**Work required:** The expected result is every entry, retyped character for character.

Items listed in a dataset

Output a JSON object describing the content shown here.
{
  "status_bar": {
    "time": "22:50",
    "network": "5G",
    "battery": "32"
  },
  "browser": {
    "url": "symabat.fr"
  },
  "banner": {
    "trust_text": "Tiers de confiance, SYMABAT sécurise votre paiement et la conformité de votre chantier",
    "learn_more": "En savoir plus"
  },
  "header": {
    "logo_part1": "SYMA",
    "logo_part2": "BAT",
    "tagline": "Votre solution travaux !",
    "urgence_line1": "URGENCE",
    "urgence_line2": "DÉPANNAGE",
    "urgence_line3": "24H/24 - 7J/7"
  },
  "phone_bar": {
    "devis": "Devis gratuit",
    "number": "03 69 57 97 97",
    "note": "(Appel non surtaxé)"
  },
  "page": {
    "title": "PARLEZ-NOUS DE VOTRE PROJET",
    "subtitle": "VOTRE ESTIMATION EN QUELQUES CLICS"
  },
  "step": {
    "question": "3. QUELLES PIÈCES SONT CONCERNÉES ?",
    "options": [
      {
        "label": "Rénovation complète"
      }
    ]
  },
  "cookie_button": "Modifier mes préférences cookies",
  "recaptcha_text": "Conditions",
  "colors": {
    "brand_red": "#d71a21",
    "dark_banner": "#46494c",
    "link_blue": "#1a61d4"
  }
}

**Result of this task:**
Output a JSON object describing the content shown here.
{
  "status_bar": {
    "time": "22:50",
    "network": "5G",
    "battery": "32"
  },
  "browser": {
    "url": "symabat.fr"
  },
  "banner": {
    "trust_text": "Tiers de confiance, SYMABAT sécurise votre paiement et la conformité de votre chantier",
    "learn_more": "En savoir plus"
  },
  "header": {
    "logo_part1": "SYMA",
    "logo_part2": "BAT",
    "tagline": "Votre solution travaux !",
    "urgence_line1": "URGENCE",
    "urgence_line2": "DÉPANNAGE",
    "urgence_line3": "24H/24 - 7J/7"
  },
  "phone_bar": {
    "devis": "Devis gratuit",
    "number": "03 69 57 97 97",
    "note": "(Appel non surtaxé)"
  },
  "page": {
    "title": "PARLEZ-NOUS DE VOTRE PROJET",
    "subtitle": "VOTRE ESTIMATION EN QUELQUES CLICS"
  },
  "step": {
    "question": "3. QUELLES PIÈCES SONT CONCERNÉES ?",
    "options": [
      {
        "label": "Rénovation complète"
      }
    ]
  },
  "cookie_button": "Modifier mes préférences cookies",
  "recaptcha_text": "Conditions",
  "colors": {
    "brand_red": "#d71a21",
    "dark_banner": "#46494c",
    "link_blue": "#1a61d4"
  }
}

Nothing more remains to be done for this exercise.